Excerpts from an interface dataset

■ ■ ■

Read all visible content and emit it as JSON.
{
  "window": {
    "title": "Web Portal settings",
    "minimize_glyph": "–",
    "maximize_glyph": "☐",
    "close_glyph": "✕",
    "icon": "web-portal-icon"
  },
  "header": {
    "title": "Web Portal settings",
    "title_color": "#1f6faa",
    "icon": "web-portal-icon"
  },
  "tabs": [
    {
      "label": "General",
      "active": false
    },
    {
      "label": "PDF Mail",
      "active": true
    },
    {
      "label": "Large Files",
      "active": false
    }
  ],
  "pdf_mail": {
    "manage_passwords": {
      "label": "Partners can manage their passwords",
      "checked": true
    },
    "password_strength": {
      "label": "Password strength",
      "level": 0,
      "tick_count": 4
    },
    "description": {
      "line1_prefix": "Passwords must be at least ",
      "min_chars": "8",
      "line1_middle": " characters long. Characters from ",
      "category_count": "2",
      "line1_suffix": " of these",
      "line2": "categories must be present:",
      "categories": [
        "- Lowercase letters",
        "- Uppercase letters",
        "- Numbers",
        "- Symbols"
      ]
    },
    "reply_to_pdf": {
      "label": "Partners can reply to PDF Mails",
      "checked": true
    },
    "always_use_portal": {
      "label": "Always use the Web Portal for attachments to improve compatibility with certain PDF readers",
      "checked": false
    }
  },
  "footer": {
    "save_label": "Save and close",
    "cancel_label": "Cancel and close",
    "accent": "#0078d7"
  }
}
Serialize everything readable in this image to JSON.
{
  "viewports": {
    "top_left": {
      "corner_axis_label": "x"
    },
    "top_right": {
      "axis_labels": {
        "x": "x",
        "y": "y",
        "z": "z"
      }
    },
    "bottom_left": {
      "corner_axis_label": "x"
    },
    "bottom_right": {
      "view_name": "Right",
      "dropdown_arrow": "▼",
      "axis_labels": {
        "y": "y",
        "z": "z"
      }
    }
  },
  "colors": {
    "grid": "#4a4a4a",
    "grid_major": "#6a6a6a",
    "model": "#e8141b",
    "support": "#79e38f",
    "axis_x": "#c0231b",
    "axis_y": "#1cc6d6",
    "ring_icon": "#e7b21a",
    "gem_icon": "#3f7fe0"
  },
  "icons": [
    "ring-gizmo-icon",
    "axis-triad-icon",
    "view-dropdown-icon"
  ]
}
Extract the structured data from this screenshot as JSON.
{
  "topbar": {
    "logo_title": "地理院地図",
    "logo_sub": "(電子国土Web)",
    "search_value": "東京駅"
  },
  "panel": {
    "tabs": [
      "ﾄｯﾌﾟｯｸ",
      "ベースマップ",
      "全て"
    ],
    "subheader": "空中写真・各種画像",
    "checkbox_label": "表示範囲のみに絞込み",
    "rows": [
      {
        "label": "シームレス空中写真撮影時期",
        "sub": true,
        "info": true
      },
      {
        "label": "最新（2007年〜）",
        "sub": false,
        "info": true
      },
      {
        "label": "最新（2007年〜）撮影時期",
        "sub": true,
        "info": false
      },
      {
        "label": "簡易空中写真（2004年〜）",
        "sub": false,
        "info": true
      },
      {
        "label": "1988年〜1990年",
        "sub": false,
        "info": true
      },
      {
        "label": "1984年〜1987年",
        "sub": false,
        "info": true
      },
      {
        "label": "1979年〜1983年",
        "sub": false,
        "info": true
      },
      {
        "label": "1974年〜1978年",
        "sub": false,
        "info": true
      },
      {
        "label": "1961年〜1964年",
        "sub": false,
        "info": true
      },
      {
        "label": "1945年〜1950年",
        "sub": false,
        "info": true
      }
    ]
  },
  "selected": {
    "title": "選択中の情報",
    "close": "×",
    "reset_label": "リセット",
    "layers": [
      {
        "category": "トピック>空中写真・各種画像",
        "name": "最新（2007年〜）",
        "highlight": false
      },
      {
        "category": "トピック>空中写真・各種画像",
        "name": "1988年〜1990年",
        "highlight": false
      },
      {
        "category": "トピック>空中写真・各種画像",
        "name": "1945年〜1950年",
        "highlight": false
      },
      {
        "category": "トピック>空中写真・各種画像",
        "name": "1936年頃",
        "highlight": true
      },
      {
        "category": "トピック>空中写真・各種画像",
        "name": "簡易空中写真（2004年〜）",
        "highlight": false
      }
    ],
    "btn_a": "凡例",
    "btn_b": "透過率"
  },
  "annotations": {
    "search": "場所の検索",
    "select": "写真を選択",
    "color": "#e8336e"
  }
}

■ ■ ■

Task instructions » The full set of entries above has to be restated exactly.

Answer box »
Read all visible content and emit it as JSON.
{
  "window": {
    "title": "Web Portal settings",
    "minimize_glyph": "–",
    "maximize_glyph": "☐",
    "close_glyph": "✕",
    "icon": "web-portal-icon"
  },
  "header": {
    "title": "Web Portal settings",
    "title_color": "#1f6faa",
    "icon": "web-portal-icon"
  },
  "tabs": [
    {
      "label": "General",
      "active": false
    },
    {
      "label": "PDF Mail",
      "active": true
    },
    {
      "label": "Large Files",
      "active": false
    }
  ],
  "pdf_mail": {
    "manage_passwords": {
      "label": "Partners can manage their passwords",
      "checked": true
    },
    "password_strength": {
      "label": "Password strength",
      "level": 0,
      "tick_count": 4
    },
    "description": {
      "line1_prefix": "Passwords must be at least ",
      "min_chars": "8",
      "line1_middle": " characters long. Characters from ",
      "category_count": "2",
      "line1_suffix": " of these",
      "line2": "categories must be present:",
      "categories": [
        "- Lowercase letters",
        "- Uppercase letters",
        "- Numbers",
        "- Symbols"
      ]
    },
    "reply_to_pdf": {
      "label": "Partners can reply to PDF Mails",
      "checked": true
    },
    "always_use_portal": {
      "label": "Always use the Web Portal for attachments to improve compatibility with certain PDF readers",
      "checked": false
    }
  },
  "footer": {
    "save_label": "Save and close",
    "cancel_label": "Cancel and close",
    "accent": "#0078d7"
  }
}
Serialize everything readable in this image to JSON.
{
  "viewports": {
    "top_left": {
      "corner_axis_label": "x"
    },
    "top_right": {
      "axis_labels": {
        "x": "x",
        "y": "y",
        "z": "z"
      }
    },
    "bottom_left": {
      "corner_axis_label": "x"
    },
    "bottom_right": {
      "view_name": "Right",
      "dropdown_arrow": "▼",
      "axis_labels": {
        "y": "y",
        "z": "z"
      }
    }
  },
  "colors": {
    "grid": "#4a4a4a",
    "grid_major": "#6a6a6a",
    "model": "#e8141b",
    "support": "#79e38f",
    "axis_x": "#c0231b",
    "axis_y": "#1cc6d6",
    "ring_icon": "#e7b21a",
    "gem_icon": "#3f7fe0"
  },
  "icons": [
    "ring-gizmo-icon",
    "axis-triad-icon",
    "view-dropdown-icon"
  ]
}
Extract the structured data from this screenshot as JSON.
{
  "topbar": {
    "logo_title": "地理院地図",
    "logo_sub": "(電子国土Web)",
    "search_value": "東京駅"
  },
  "panel": {
    "tabs": [
      "ﾄｯﾌﾟｯｸ",
      "ベースマップ",
      "全て"
    ],
    "subheader": "空中写真・各種画像",
    "checkbox_label": "表示範囲のみに絞込み",
    "rows": [
      {
        "label": "シームレス空中写真撮影時期",
        "sub": true,
        "info": true
      },
      {
        "label": "最新（2007年〜）",
        "sub": false,
        "info": true
      },
      {
        "label": "最新（2007年〜）撮影時期",
        "sub": true,
        "info": false
      },
      {
        "label": "簡易空中写真（2004年〜）",
        "sub": false,
        "info": true
      },
      {
        "label": "1988年〜1990年",
        "sub": false,
        "info": true
      },
      {
        "label": "1984年〜1987年",
        "sub": false,
        "info": true
      },
      {
        "label": "1979年〜1983年",
        "sub": false,
        "info": true
      },
      {
        "label": "1974年〜1978年",
        "sub": false,
        "info": true
      },
      {
        "label": "1961年〜1964年",
        "sub": false,
        "info": true
      },
      {
        "label": "1945年〜1950年",
        "sub": false,
        "info": true
      }
    ]
  },
  "selected": {
    "title": "選択中の情報",
    "close": "×",
    "reset_label": "リセット",
    "layers": [
      {
        "category": "トピック>空中写真・各種画像",
        "name": "最新（2007年〜）",
        "highlight": false
      },
      {
        "category": "トピック>空中写真・各種画像",
        "name": "1988年〜1990年",
        "highlight": false
      },
      {
        "category": "トピック>空中写真・各種画像",
        "name": "1945年〜1950年",
        "highlight": false
      },
      {
        "category": "トピック>空中写真・各種画像",
        "name": "1936年頃",
        "highlight": true
      },
      {
        "category": "トピック>空中写真・各種画像",
        "name": "簡易空中写真（2004年〜）",
        "highlight": false
      }
    ],
    "btn_a": "凡例",
    "btn_b": "透過率"
  },
  "annotations": {
    "search": "場所の検索",
    "select": "写真を選択",
    "color": "#e8336e"
  }
}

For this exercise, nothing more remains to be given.